▶ _Provided information_
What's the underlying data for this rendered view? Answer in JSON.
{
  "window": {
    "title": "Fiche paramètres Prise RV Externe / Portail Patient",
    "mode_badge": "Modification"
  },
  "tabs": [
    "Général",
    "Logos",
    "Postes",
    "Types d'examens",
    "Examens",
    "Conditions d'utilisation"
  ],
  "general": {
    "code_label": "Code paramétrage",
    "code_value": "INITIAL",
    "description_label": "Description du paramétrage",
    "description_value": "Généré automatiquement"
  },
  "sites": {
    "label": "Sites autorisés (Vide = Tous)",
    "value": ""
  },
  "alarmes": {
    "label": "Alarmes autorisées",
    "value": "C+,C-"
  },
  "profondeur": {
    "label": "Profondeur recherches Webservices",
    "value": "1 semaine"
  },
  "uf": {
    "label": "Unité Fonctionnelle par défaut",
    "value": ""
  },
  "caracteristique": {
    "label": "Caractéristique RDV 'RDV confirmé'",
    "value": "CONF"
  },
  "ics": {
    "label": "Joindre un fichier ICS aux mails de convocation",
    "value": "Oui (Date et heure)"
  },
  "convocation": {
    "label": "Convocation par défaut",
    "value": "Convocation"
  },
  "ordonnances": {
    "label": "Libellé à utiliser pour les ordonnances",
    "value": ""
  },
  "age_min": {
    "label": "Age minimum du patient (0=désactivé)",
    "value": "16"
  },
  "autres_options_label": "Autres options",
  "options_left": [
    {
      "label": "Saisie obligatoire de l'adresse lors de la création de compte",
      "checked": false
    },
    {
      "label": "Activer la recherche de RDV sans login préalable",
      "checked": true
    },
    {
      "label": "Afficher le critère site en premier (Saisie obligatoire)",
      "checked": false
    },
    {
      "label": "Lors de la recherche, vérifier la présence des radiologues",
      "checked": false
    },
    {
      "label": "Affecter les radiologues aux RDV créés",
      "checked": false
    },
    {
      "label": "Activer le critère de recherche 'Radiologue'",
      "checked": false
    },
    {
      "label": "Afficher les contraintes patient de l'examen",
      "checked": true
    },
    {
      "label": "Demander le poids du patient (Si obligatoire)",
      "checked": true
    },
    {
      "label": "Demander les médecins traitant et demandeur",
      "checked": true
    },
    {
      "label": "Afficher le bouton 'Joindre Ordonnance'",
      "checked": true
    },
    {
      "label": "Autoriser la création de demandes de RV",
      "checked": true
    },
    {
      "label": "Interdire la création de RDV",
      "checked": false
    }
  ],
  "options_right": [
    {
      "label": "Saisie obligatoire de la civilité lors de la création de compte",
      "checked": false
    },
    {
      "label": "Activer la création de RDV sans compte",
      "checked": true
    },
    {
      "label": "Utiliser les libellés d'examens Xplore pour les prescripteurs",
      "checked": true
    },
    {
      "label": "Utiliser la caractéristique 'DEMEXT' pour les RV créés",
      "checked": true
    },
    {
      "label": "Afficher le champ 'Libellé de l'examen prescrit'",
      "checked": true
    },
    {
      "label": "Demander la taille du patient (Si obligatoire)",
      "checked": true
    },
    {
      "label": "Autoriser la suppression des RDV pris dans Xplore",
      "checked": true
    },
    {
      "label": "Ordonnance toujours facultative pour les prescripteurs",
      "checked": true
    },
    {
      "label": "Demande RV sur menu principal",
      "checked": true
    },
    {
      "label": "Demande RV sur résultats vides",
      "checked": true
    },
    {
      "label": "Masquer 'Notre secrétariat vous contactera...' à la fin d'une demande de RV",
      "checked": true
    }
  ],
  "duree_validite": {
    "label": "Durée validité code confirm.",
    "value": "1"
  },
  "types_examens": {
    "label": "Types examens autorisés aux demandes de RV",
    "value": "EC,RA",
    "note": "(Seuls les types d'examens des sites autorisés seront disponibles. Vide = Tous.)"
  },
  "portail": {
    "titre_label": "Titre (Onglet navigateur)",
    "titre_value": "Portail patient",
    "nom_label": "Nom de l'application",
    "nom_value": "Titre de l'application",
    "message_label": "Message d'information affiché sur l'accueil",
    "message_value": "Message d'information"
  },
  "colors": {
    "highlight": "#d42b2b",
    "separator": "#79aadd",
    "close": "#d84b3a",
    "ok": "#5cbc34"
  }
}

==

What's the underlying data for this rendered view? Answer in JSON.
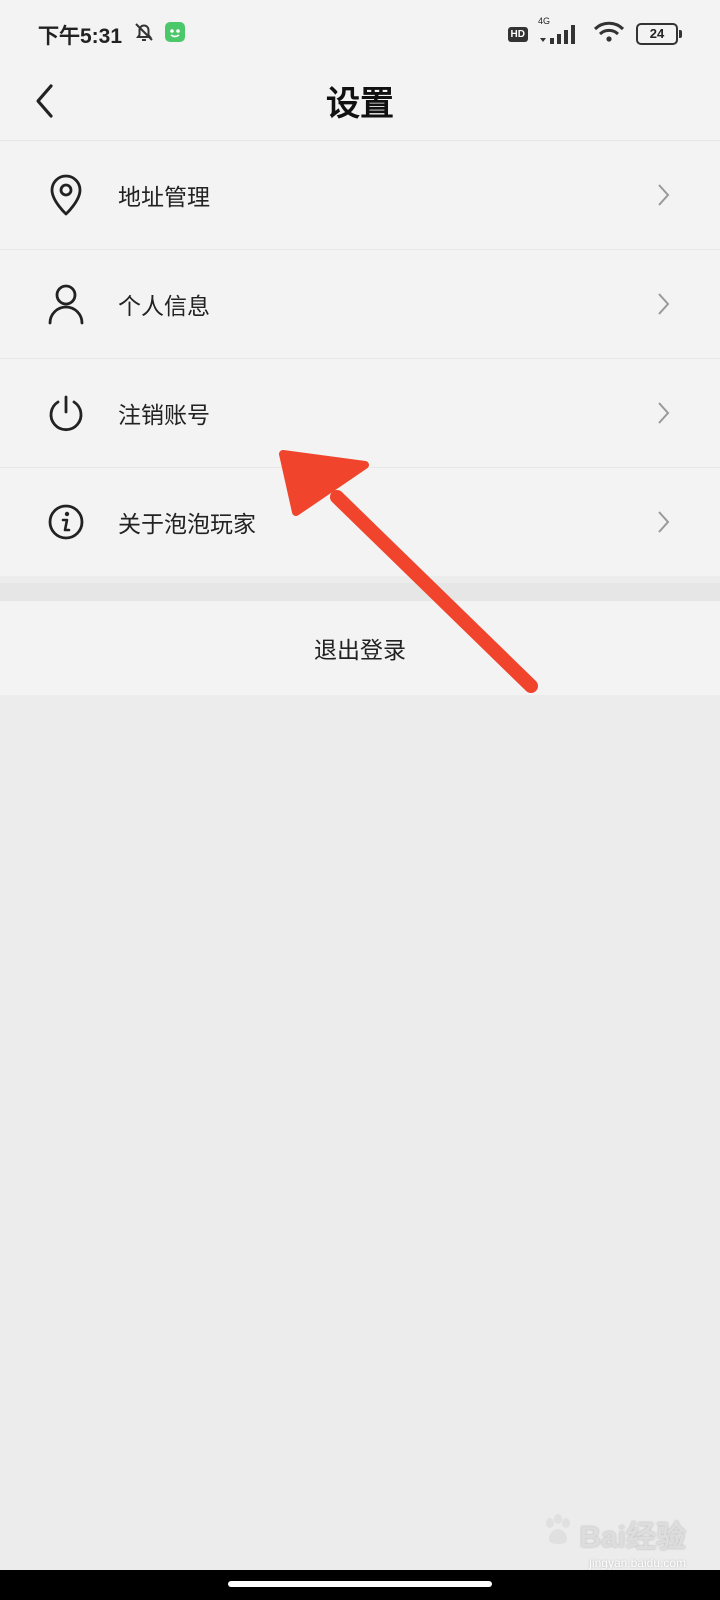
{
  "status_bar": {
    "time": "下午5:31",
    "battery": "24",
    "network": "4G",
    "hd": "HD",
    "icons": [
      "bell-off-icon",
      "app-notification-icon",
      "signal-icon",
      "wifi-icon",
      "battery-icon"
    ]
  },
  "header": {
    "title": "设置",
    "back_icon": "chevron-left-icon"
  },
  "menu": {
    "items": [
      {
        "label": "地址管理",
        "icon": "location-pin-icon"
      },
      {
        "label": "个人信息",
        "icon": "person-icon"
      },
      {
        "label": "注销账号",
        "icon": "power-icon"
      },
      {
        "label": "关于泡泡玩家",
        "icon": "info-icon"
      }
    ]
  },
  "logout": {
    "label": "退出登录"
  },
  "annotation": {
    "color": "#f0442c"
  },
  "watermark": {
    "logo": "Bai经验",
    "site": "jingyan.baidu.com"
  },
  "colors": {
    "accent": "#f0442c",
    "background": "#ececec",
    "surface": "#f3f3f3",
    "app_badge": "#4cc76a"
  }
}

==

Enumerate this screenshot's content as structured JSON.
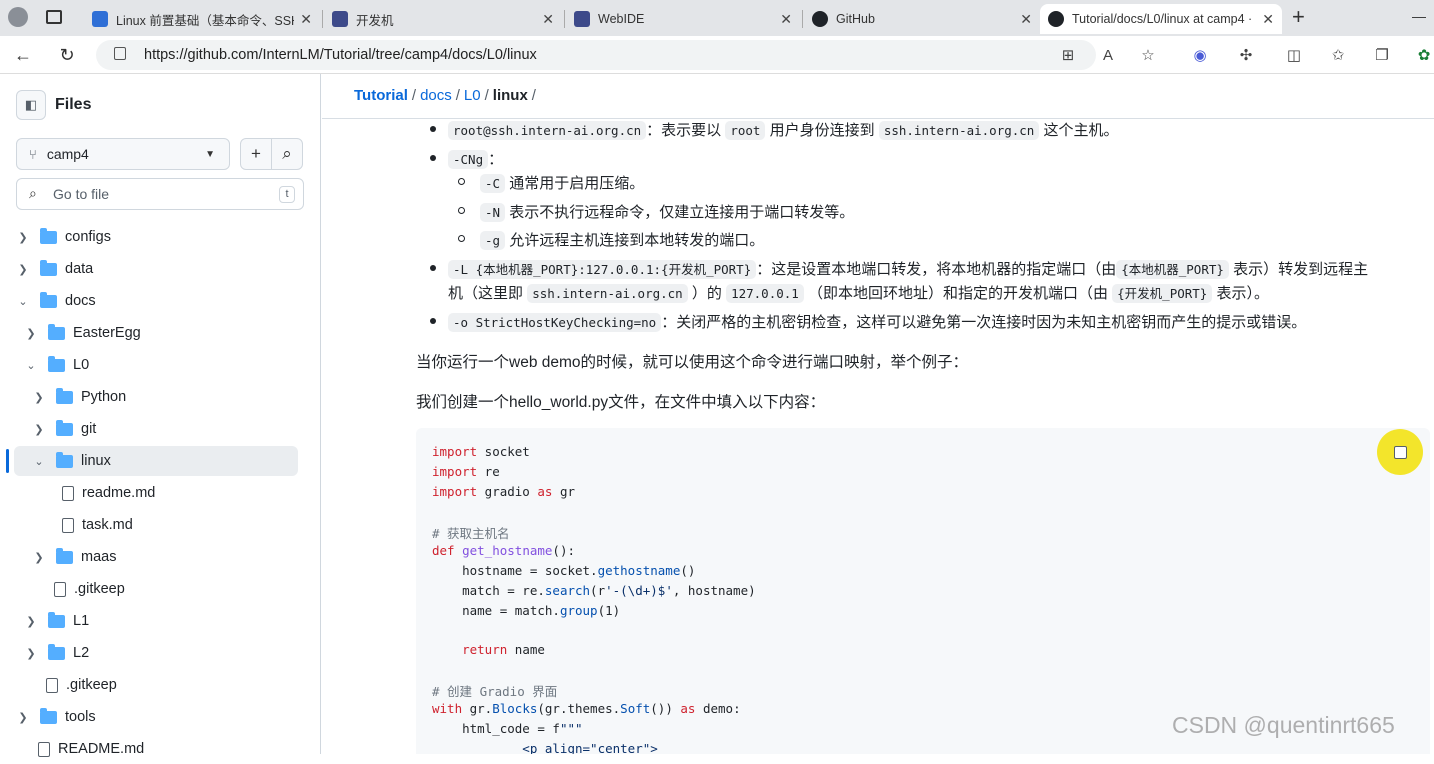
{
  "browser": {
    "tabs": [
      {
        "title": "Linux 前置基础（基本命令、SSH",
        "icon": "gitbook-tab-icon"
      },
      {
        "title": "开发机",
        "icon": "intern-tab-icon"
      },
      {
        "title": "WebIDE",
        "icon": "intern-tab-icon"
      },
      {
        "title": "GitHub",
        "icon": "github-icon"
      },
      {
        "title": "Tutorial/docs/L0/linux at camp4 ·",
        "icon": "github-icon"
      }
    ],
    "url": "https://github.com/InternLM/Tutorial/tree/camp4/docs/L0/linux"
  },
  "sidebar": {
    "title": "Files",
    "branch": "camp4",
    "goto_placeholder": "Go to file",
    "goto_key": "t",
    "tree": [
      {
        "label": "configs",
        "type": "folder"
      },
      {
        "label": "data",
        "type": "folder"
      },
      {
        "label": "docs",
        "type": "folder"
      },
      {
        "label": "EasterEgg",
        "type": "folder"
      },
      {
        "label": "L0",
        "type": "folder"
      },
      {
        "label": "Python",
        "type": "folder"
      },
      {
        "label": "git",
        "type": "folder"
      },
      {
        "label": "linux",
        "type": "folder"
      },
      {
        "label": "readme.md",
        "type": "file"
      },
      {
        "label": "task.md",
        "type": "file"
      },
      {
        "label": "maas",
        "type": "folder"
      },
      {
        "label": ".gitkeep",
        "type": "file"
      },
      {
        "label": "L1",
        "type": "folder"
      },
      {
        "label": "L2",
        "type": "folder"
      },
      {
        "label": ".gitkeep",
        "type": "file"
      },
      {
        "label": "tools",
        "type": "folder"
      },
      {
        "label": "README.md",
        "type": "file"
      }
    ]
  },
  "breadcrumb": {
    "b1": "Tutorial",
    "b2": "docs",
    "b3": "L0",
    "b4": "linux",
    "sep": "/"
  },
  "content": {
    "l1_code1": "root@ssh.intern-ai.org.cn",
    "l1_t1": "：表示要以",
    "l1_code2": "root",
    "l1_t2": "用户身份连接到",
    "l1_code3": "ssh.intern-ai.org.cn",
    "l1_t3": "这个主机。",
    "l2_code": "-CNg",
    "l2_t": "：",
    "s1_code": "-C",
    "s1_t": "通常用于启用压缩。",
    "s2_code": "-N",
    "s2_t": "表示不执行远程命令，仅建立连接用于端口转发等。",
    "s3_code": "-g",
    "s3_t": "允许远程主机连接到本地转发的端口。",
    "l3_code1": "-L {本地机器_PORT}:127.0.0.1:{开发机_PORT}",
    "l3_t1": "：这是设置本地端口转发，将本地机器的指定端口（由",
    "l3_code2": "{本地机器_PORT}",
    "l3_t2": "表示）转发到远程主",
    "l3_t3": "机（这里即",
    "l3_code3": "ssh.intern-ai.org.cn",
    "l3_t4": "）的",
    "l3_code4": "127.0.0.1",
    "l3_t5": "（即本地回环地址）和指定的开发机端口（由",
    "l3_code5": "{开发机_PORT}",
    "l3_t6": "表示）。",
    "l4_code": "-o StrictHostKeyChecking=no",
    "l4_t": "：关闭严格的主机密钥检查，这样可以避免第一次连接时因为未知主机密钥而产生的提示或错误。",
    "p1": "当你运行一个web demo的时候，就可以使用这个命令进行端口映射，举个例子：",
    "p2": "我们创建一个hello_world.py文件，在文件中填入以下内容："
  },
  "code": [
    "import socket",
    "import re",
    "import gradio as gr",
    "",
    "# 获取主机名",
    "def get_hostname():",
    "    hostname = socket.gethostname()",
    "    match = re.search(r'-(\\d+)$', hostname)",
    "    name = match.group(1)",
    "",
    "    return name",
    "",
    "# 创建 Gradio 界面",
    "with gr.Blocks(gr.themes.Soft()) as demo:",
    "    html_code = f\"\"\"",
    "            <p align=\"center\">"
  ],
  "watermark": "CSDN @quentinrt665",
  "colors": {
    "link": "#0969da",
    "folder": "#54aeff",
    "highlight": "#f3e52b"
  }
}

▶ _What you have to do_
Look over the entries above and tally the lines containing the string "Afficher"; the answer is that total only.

▶ _Task output_
4